Further, the court did not abuse its discretion in declining to permit petitioners to engage in a wide-ranging discovery investigation in an attempt to identify funds to pay prior mandate costs. Currently our state is experiencing an extreme budget crisis with a budget deficit estimated to be more than $20 billion. Any money a court would direct to the School Districts would reduce funds available for other obligations and implicate funding priorities and policy making decisions. These decisions are for the Legislature. Under the particular circumstances of the case, an order requiring the State to pay its claimed $900 million mandate debt from existing funds would improperly "elevate the judiciary above its coequal brethren, upset the delicate system of checks and balances, and stand the separation of powers clause on its head." (Butt, supra, 4 Cal.4th at p. 703.)
III. Request for Judicial Notice
School Districts request that we take judicial notice of five sets of documents, identified as Exhibits A through E. Exhibits A, B, and C contain recently enacted statutes, which apparently reflect additional deferred mandates. Exhibits D and E are reports by the Legislature Analyst's Office prepared in February 2010 and April 2010, after the judgment was entered in this case. None of these exhibits were presented to the trial court.
We deny this request. Generally, " 'when reviewing the correctness of a trial court's judgment, an appellate court will consider only matters which were part of the record at the time the judgment was entered.' [Citation.]" (Vons Companies, Inc. v. Seabest Foods, Inc. (1996) 14 Cal.4th 434, 444, fn. 3; accord, In re Marriage of Forrest & Eaddy (2006) 144 Cal.App.4th 1202, 1209.) It is a fundamental principle of appellate law that our review of the trial court's decision must be based on the evidence before the court at the time it rendered its decision. (See Vons Companies, Inc. v. Seabest Foods, Inc., supra, 14 Cal.4th at p. 444, fn. 3; Kumar v. National Medical Enterprises, Inc. (1990) 218 Cal.App.3d 1050, 1057, fn. 1.) School Districts have not cited any exceptional circumstances that would justify a deviation from this rule in this appeal.
Moreover, the proffered materials would not affect our analysis in this case. The fact the State has continued the practice of mandate deferral is already part of the record on appeal. Further, the opinions expressed by the Legislative Analyst Office after the judgment was entered are not relevant to our legal determinations.
We reverse the judgment insofar as it grants injunctive relief in favor of School Districts, and affirm the judgment in all other respects.
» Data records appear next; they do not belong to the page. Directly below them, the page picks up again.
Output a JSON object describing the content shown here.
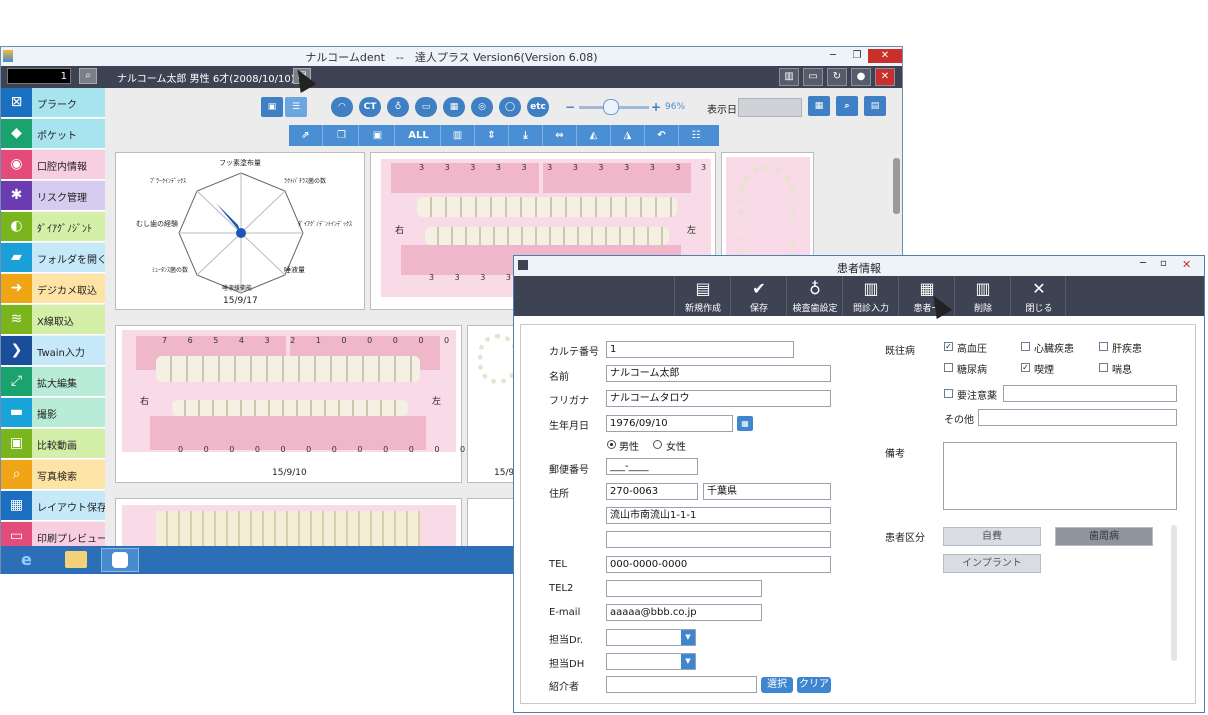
{
  "main_window": {
    "title": "ナルコームdent　--　達人プラス Version6(Version 6.08)",
    "id_value": "1",
    "patient_header": "ナルコーム太郎 男性 6才(2008/10/10)",
    "zoom": "96%",
    "display_date_label": "表示日"
  },
  "sidebar": {
    "items": [
      {
        "label": "プラーク",
        "color": "#1b6fc0",
        "bg": "#a8e4ee",
        "icon": "plaque-icon"
      },
      {
        "label": "ポケット",
        "color": "#1aa36e",
        "bg": "#a8e4ee",
        "icon": "pocket-icon"
      },
      {
        "label": "口腔内情報",
        "color": "#e24b7a",
        "bg": "#f7cfe0",
        "icon": "mouth-icon"
      },
      {
        "label": "リスク管理",
        "color": "#6b3bb0",
        "bg": "#d6ccef",
        "icon": "risk-icon"
      },
      {
        "label": "ﾀﾞｲｱｸﾞﾉｼﾞﾝﾄ",
        "color": "#7ab51d",
        "bg": "#d4f0a8",
        "icon": "diagnodent-icon"
      },
      {
        "label": "フォルダを開く",
        "color": "#1a9fd8",
        "bg": "#c6e9fa",
        "icon": "folder-icon"
      },
      {
        "label": "デジカメ取込",
        "color": "#f0a516",
        "bg": "#fde3a6",
        "icon": "camera-import-icon"
      },
      {
        "label": "X線取込",
        "color": "#7ab51d",
        "bg": "#d4f0a8",
        "icon": "xray-icon"
      },
      {
        "label": "Twain入力",
        "color": "#1b4e9a",
        "bg": "#c6e9fa",
        "icon": "twain-icon"
      },
      {
        "label": "拡大編集",
        "color": "#1aa36e",
        "bg": "#b8ecd8",
        "icon": "zoom-edit-icon"
      },
      {
        "label": "撮影",
        "color": "#1aa3d8",
        "bg": "#b8ecd8",
        "icon": "capture-icon"
      },
      {
        "label": "比較動画",
        "color": "#7ab51d",
        "bg": "#d4f0a8",
        "icon": "compare-video-icon"
      },
      {
        "label": "写真検索",
        "color": "#f0a516",
        "bg": "#fde3a6",
        "icon": "photo-search-icon"
      },
      {
        "label": "レイアウト保存",
        "color": "#1b6fc0",
        "bg": "#c6e9fa",
        "icon": "layout-save-icon"
      },
      {
        "label": "印刷プレビュー",
        "color": "#e24b7a",
        "bg": "#f7cfe0",
        "icon": "print-preview-icon"
      }
    ]
  },
  "toolbar_top": [
    "CT",
    "etc"
  ],
  "toolbar_second": {
    "all_label": "ALL"
  },
  "radar": {
    "labels": [
      "フッ素塗布量",
      "ﾗｸﾄﾊﾞﾁﾗｽ菌の数",
      "ﾀﾞｲｱｸﾞﾉﾃﾞﾝﾄｲﾝﾃﾞｯｸｽ",
      "唾液量",
      "唾液緩衝能",
      "ﾐｭｰﾀﾝｽ菌の数",
      "むし歯の経験",
      "ﾌﾟﾗｰｸｲﾝﾃﾞｯｸｽ"
    ],
    "date": "15/9/17"
  },
  "chart1": {
    "numbers_top": "3 3 3 3 3 3 3 3 3 3 3 3 3 3 3 3",
    "numbers_bottom": "3 3 3 3 3 3 3 3 3 3 3 3 3 3 3 3",
    "left": "右",
    "right": "左"
  },
  "chart2": {
    "numbers_top": "7 6 5 4 3 2 1 0 0 0 0 0 0 0",
    "numbers_bottom": "0 0 0 0 0 0 0 0 0 0 0 0 0 0",
    "left": "右",
    "right": "左",
    "date": "15/9/10",
    "date_partial": "15/9"
  },
  "dialog": {
    "title": "患者情報",
    "toolbar": [
      {
        "label": "新規作成",
        "icon": "new-document-icon"
      },
      {
        "label": "保存",
        "icon": "save-check-icon"
      },
      {
        "label": "検査歯設定",
        "icon": "tooth-icon"
      },
      {
        "label": "問診入力",
        "icon": "clipboard-icon"
      },
      {
        "label": "患者一",
        "icon": "patient-list-icon"
      },
      {
        "label": "削除",
        "icon": "trash-icon"
      },
      {
        "label": "閉じる",
        "icon": "close-icon"
      }
    ],
    "fields": {
      "chart_no": {
        "label": "カルテ番号",
        "value": "1"
      },
      "name": {
        "label": "名前",
        "value": "ナルコーム太郎"
      },
      "furigana": {
        "label": "フリガナ",
        "value": "ナルコームタロウ"
      },
      "birthday": {
        "label": "生年月日",
        "value": "1976/09/10"
      },
      "gender_male": "男性",
      "gender_female": "女性",
      "postal": {
        "label": "郵便番号",
        "value": "___-____"
      },
      "address": {
        "label": "住所",
        "zip": "270-0063",
        "pref": "千葉県",
        "line1": "流山市南流山1-1-1",
        "line2": ""
      },
      "tel": {
        "label": "TEL",
        "value": "000-0000-0000"
      },
      "tel2": {
        "label": "TEL2",
        "value": ""
      },
      "email": {
        "label": "E-mail",
        "value": "aaaaa@bbb.co.jp"
      },
      "doctor": {
        "label": "担当Dr.",
        "value": ""
      },
      "dh": {
        "label": "担当DH",
        "value": ""
      },
      "referrer": {
        "label": "紹介者",
        "value": "",
        "select": "選択",
        "clear": "クリア"
      }
    },
    "history": {
      "label": "既往病",
      "items": [
        {
          "label": "高血圧",
          "checked": true
        },
        {
          "label": "心臓疾患",
          "checked": false
        },
        {
          "label": "肝疾患",
          "checked": false
        },
        {
          "label": "糖尿病",
          "checked": false
        },
        {
          "label": "喫煙",
          "checked": true
        },
        {
          "label": "喘息",
          "checked": false
        }
      ],
      "caution_label": "要注意薬",
      "other_label": "その他"
    },
    "notes_label": "備考",
    "category": {
      "label": "患者区分",
      "self_pay": "自費",
      "periodontal": "歯周病",
      "implant": "インプラント"
    }
  }
}
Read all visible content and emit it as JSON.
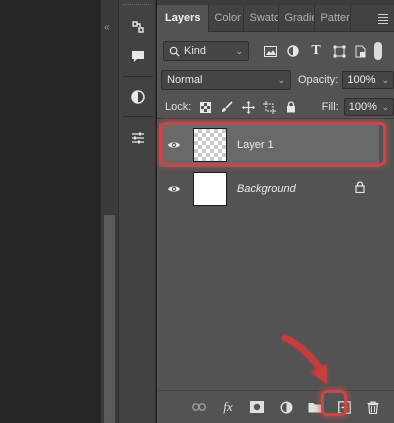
{
  "tabs": [
    {
      "label": "Layers",
      "active": true
    },
    {
      "label": "Color",
      "active": false
    },
    {
      "label": "Swatches",
      "active": false
    },
    {
      "label": "Gradients",
      "active": false
    },
    {
      "label": "Patterns",
      "active": false
    }
  ],
  "filter": {
    "kind_label": "Kind"
  },
  "blend": {
    "mode": "Normal",
    "opacity_label": "Opacity:",
    "opacity_value": "100%"
  },
  "lock": {
    "label": "Lock:",
    "fill_label": "Fill:",
    "fill_value": "100%"
  },
  "layers": [
    {
      "name": "Layer 1",
      "selected": true,
      "thumbnail": "transparent",
      "locked": false
    },
    {
      "name": "Background",
      "selected": false,
      "thumbnail": "white",
      "locked": true
    }
  ],
  "colors": {
    "accent_highlight": "#c24a4a",
    "panel_bg": "#535353"
  },
  "bottom_icons": [
    "link-layers-icon",
    "fx-icon",
    "layer-mask-icon",
    "adjustment-layer-icon",
    "group-folder-icon",
    "new-layer-icon",
    "trash-icon"
  ]
}
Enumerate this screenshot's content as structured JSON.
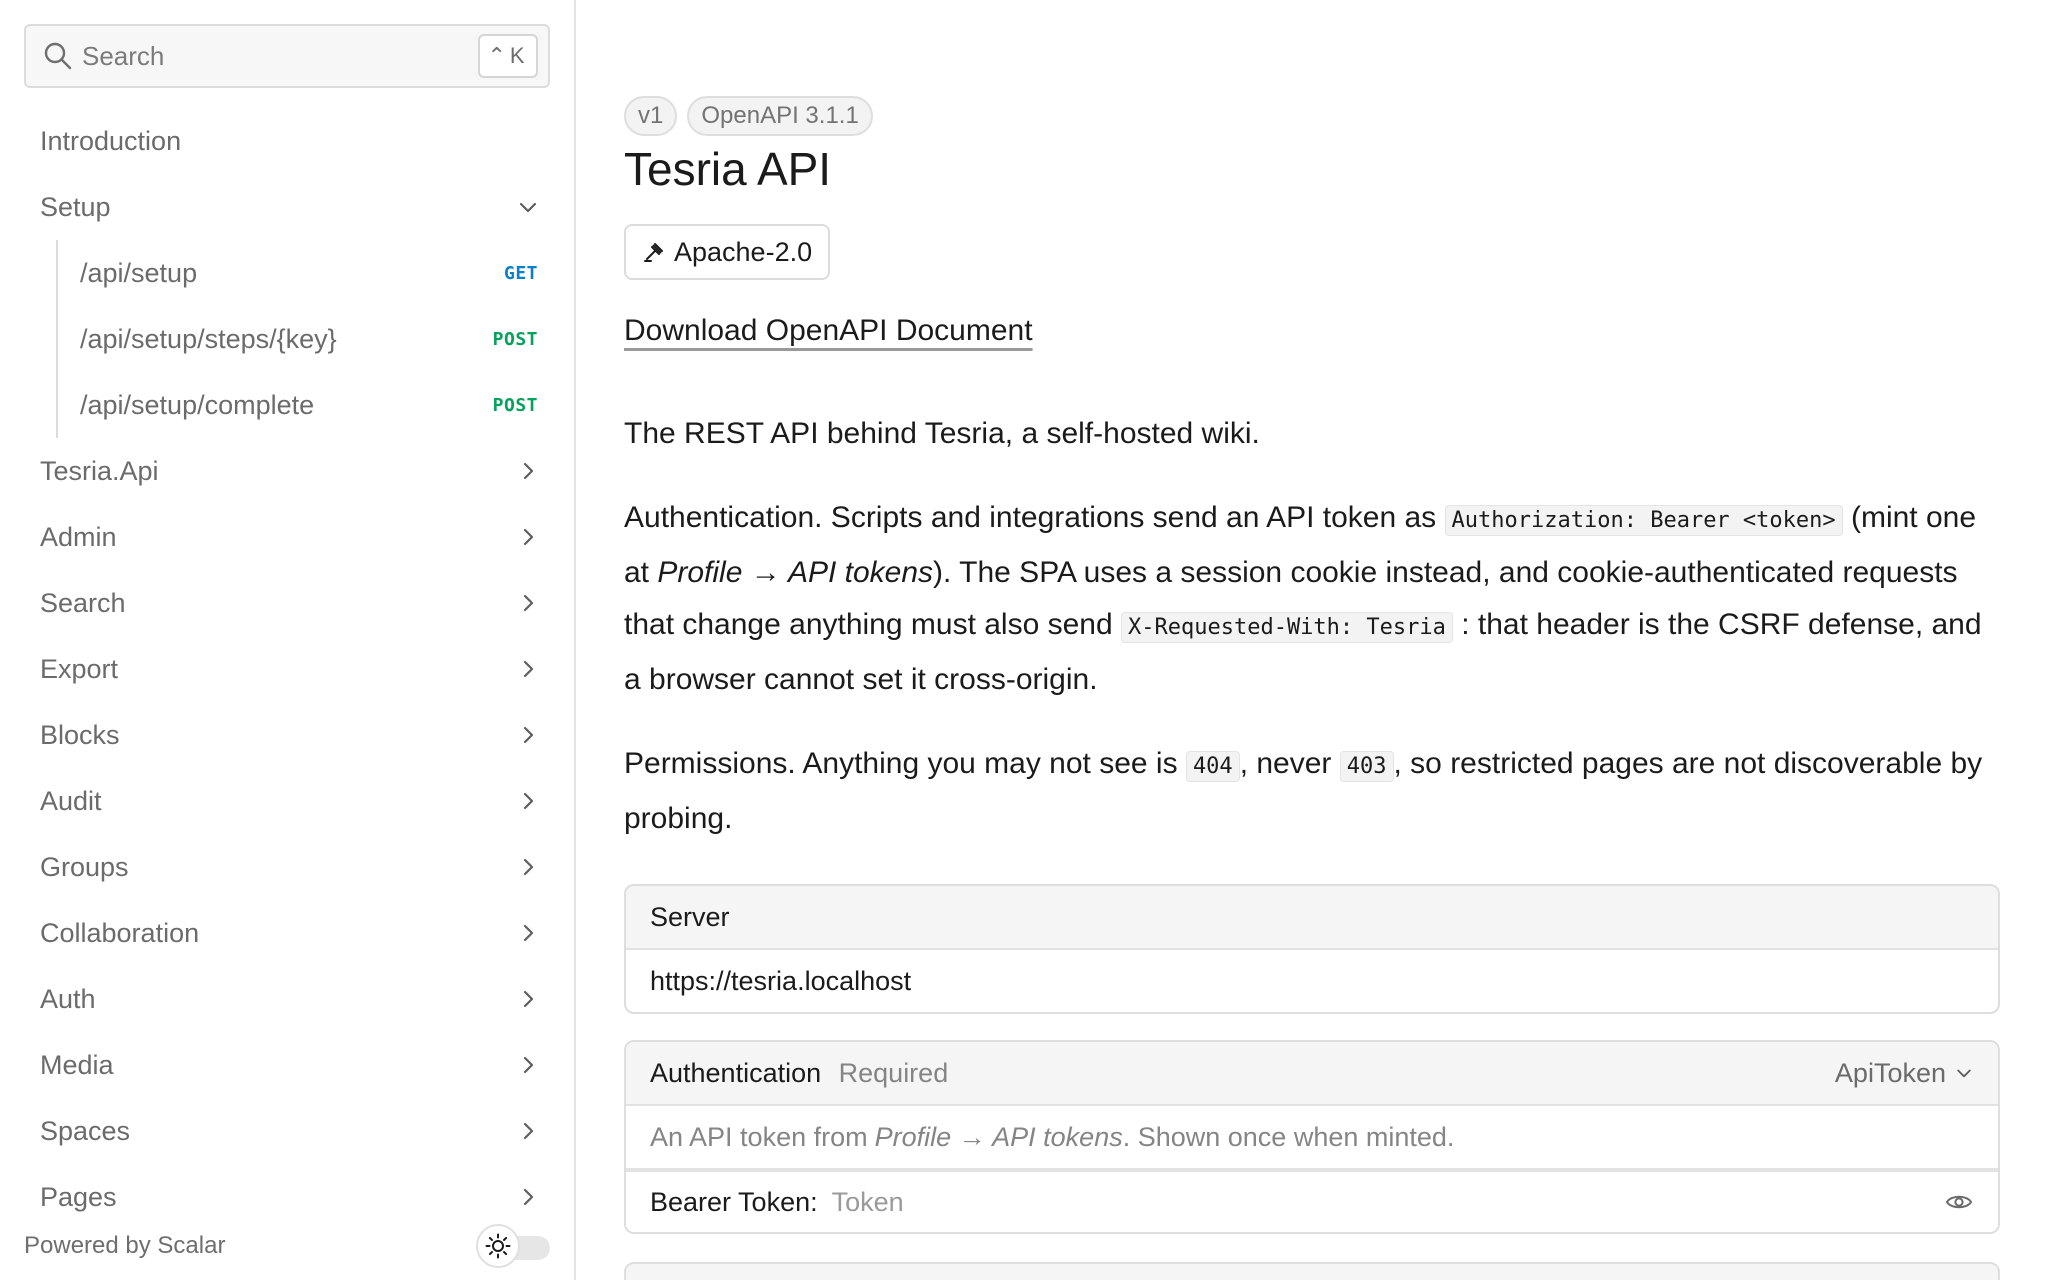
{
  "sidebar": {
    "search": {
      "placeholder": "Search",
      "shortcut": "⌃K"
    },
    "intro_label": "Introduction",
    "setup": {
      "label": "Setup",
      "items": [
        {
          "path": "/api/setup",
          "method": "GET"
        },
        {
          "path": "/api/setup/steps/{key}",
          "method": "POST"
        },
        {
          "path": "/api/setup/complete",
          "method": "POST"
        }
      ]
    },
    "groups": [
      {
        "label": "Tesria.Api"
      },
      {
        "label": "Admin"
      },
      {
        "label": "Search"
      },
      {
        "label": "Export"
      },
      {
        "label": "Blocks"
      },
      {
        "label": "Audit"
      },
      {
        "label": "Groups"
      },
      {
        "label": "Collaboration"
      },
      {
        "label": "Auth"
      },
      {
        "label": "Media"
      },
      {
        "label": "Spaces"
      },
      {
        "label": "Pages"
      }
    ],
    "footer": {
      "powered_by": "Powered by Scalar"
    }
  },
  "main": {
    "badges": {
      "version": "v1",
      "openapi": "OpenAPI 3.1.1"
    },
    "title": "Tesria API",
    "license": "Apache-2.0",
    "download_label": "Download OpenAPI Document",
    "description": {
      "intro": "The REST API behind Tesria, a self-hosted wiki.",
      "auth_1": "Authentication. Scripts and integrations send an API token as ",
      "auth_code_1": "Authorization: Bearer <token>",
      "auth_2": " (mint one at ",
      "auth_em": "Profile → API tokens",
      "auth_3": "). The SPA uses a session cookie instead, and cookie-authenticated requests that change anything must also send ",
      "auth_code_2": "X-Requested-With: Tesria",
      "auth_4": " : that header is the CSRF defense, and a browser cannot set it cross-origin.",
      "perm_1": "Permissions. Anything you may not see is ",
      "perm_code_1": "404",
      "perm_2": ", never ",
      "perm_code_2": "403",
      "perm_3": ", so restricted pages are not discoverable by probing."
    },
    "server": {
      "label": "Server",
      "url": "https://tesria.localhost"
    },
    "authentication": {
      "label": "Authentication",
      "required": "Required",
      "scheme": "ApiToken",
      "help_1": "An API token from ",
      "help_em": "Profile → API tokens",
      "help_2": ". Shown once when minted.",
      "bearer_label": "Bearer Token:",
      "bearer_placeholder": "Token"
    }
  },
  "colors": {
    "get": "#0a7fd0",
    "post": "#06a15a",
    "border": "#dedede",
    "muted_text": "#6b6b6b"
  }
}
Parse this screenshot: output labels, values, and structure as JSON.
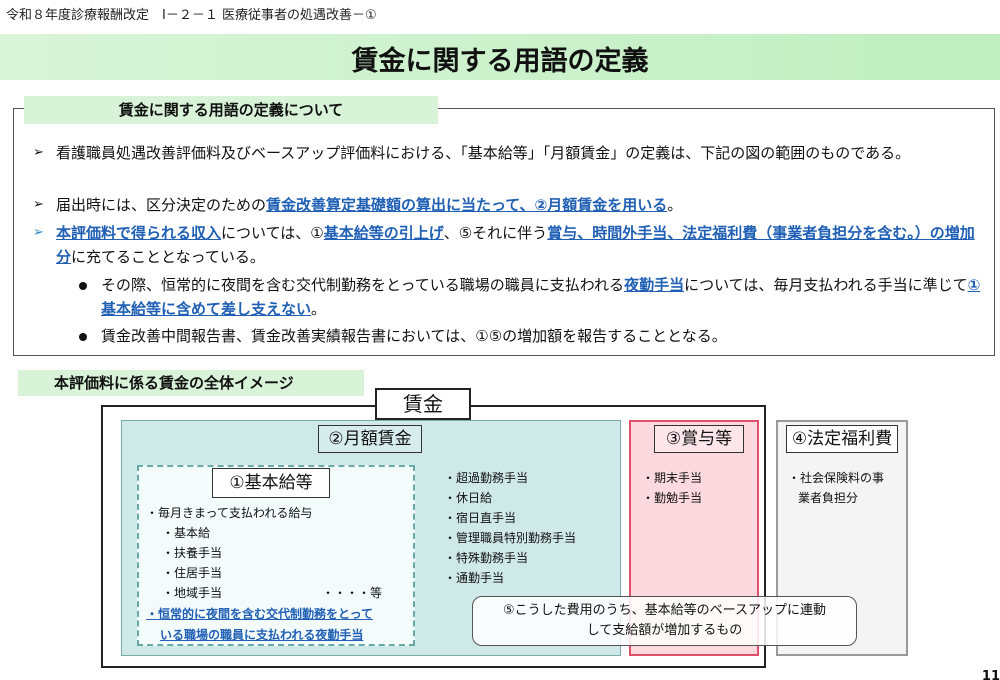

We remand for the court to vacate the writ of mandate and to issue a new judgment consistent with the determinations in this opinion. Each party to bear its own costs.
BENKE, Acting P. J.